At the backdrop of the huge costs and losses attributable to product theft and facility vandalisation, the Nigerian National Petroleum Corporation, NNPC, has indicated that it would still be financially stable in the current year to next year.
The national oil firm also indicated that its operations would not be fundamentally hampered by the adverse impact of the Coronavirus (COVID-19) Pandemic on the global oil industry.
The Corporation stated that expenses and losses associated with oil theft and pipeline vandalisation was N159 billion in 2019.
According to its 2019 financial report, crude oil and petroleum products losses, valued at N32 billion were recorded in the year under review, while pipeline repairs and management costs gulped N127 billion.
The NNPC noted that these funds were deducted from its earnings before remittances were made to the federation account, adding that it made total cash payment of N1.428 trillion to the Federation Account.
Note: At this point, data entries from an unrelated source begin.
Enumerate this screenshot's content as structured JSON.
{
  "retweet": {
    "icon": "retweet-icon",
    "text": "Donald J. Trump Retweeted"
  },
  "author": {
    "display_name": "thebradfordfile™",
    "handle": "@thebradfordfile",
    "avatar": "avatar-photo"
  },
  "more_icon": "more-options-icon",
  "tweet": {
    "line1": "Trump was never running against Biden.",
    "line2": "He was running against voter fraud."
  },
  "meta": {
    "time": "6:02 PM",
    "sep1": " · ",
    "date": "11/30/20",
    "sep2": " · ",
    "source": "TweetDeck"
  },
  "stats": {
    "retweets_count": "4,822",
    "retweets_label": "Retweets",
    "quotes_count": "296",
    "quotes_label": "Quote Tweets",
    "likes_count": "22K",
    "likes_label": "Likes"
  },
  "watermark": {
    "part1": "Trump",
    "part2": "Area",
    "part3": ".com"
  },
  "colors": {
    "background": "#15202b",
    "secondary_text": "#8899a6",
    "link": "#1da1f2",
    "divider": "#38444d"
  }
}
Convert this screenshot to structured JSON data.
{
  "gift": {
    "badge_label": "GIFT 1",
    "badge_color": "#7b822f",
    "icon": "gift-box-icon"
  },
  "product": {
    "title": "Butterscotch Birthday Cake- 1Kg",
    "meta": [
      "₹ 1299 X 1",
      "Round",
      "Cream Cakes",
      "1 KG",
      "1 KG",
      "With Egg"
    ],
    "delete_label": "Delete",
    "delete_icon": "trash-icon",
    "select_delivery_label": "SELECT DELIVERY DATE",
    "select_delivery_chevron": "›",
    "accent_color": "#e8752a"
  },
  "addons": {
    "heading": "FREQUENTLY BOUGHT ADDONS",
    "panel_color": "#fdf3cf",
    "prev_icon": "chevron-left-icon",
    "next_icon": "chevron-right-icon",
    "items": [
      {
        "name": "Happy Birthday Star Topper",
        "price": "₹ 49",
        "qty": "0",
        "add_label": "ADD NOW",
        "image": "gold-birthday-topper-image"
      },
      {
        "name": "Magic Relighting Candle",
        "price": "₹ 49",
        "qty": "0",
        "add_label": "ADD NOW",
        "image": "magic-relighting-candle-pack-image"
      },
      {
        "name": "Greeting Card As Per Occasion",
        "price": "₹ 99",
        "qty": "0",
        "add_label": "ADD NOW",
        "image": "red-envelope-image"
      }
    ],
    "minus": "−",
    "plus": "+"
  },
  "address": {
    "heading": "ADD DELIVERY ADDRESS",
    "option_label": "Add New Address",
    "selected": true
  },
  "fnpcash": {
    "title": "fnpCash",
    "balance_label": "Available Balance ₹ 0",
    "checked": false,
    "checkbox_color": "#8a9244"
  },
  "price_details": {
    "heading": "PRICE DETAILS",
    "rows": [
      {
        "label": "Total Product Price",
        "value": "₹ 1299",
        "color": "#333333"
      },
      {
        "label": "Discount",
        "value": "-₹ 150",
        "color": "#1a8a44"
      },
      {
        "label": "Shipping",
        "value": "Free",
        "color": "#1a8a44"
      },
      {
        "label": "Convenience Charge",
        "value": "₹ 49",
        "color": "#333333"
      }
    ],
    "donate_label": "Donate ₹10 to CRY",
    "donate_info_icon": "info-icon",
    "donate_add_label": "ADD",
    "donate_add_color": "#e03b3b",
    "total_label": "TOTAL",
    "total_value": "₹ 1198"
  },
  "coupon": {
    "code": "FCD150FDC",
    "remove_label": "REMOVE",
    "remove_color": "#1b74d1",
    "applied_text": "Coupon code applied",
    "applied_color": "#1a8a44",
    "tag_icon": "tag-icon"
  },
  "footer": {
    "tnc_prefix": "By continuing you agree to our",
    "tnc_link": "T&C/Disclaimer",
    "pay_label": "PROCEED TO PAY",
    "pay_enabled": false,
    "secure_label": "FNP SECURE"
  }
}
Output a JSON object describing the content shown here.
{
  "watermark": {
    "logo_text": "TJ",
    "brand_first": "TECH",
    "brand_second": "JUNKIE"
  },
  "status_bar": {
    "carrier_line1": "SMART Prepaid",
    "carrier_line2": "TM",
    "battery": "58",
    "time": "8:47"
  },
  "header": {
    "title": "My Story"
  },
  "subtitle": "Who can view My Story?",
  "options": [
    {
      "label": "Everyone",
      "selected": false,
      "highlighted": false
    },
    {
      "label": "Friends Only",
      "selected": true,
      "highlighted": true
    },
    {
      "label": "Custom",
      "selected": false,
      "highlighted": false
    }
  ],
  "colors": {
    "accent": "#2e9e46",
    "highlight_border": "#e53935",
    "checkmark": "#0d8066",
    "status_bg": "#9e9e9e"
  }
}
Though the NNPC noted that the COVID-19 pandemic would impact certain areas of its finances, it noted, however, that the overall impact on its financial stability would not be severe.
It said the Corporation operates in the essential class of the economy and still enjoys the privileges of arrangements to draw funds from the escrow account.
It further noted that there were no plans to liquidate any of its operations or to cease trading in the near future, apparently at the backdrop of intensified efforts towards passage of the Petroleum Industry Bill and the attendant unbundling of the Corporation.
The NNPC stated: “In the light of these recent developments and its underlying impact, it is expected that the impact of the COVID-19 pandemic will extend towards the following areas of the financial statements: revenue, trade receivables and accounts payable.
“Management is confident that the financial impact of the pandemic will not be severe as the group operates in the essential class of the economy and the arrangement to draw from the escrow account has not been withdrawn.”